* What you are asked to do
Set down each line of the data exactly, but not the pictures.

Dataset entries
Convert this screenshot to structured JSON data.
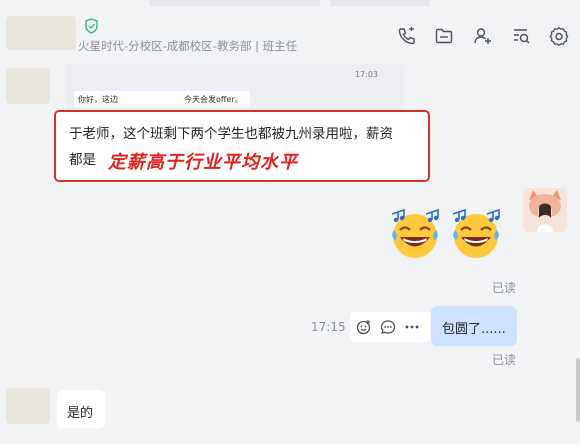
{
  "header": {
    "org_text": "火星时代-分校区-成都校区-教务部 | 班主任",
    "icons": [
      "call-icon",
      "folder-icon",
      "add-user-icon",
      "search-list-icon",
      "settings-icon"
    ]
  },
  "quoted_screenshot": {
    "time": "17:03",
    "text_left": "你好，这边",
    "text_right": "今天会发offer。"
  },
  "highlight_message": {
    "line1": "于老师，这个班剩下两个学生也都被九州录用啦，薪资",
    "line2_prefix": "都是",
    "emphasis": "定薪高于行业平均水平"
  },
  "status": {
    "read1": "已读",
    "read2": "已读"
  },
  "outgoing": {
    "time": "17:15",
    "text": "包圆了......"
  },
  "incoming": {
    "text": "是的"
  },
  "colors": {
    "accent_red": "#d9302a",
    "bubble_blue": "#cde2ff",
    "shield_green": "#3db37a"
  }
}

* Written answer
Convert this screenshot to structured JSON data.
{
  "header": {
    "org_text": "火星时代-分校区-成都校区-教务部 | 班主任",
    "icons": [
      "call-icon",
      "folder-icon",
      "add-user-icon",
      "search-list-icon",
      "settings-icon"
    ]
  },
  "quoted_screenshot": {
    "time": "17:03",
    "text_left": "你好，这边",
    "text_right": "今天会发offer。"
  },
  "highlight_message": {
    "line1": "于老师，这个班剩下两个学生也都被九州录用啦，薪资",
    "line2_prefix": "都是",
    "emphasis": "定薪高于行业平均水平"
  },
  "status": {
    "read1": "已读",
    "read2": "已读"
  },
  "outgoing": {
    "time": "17:15",
    "text": "包圆了......"
  },
  "incoming": {
    "text": "是的"
  },
  "colors": {
    "accent_red": "#d9302a",
    "bubble_blue": "#cde2ff",
    "shield_green": "#3db37a"
  }
}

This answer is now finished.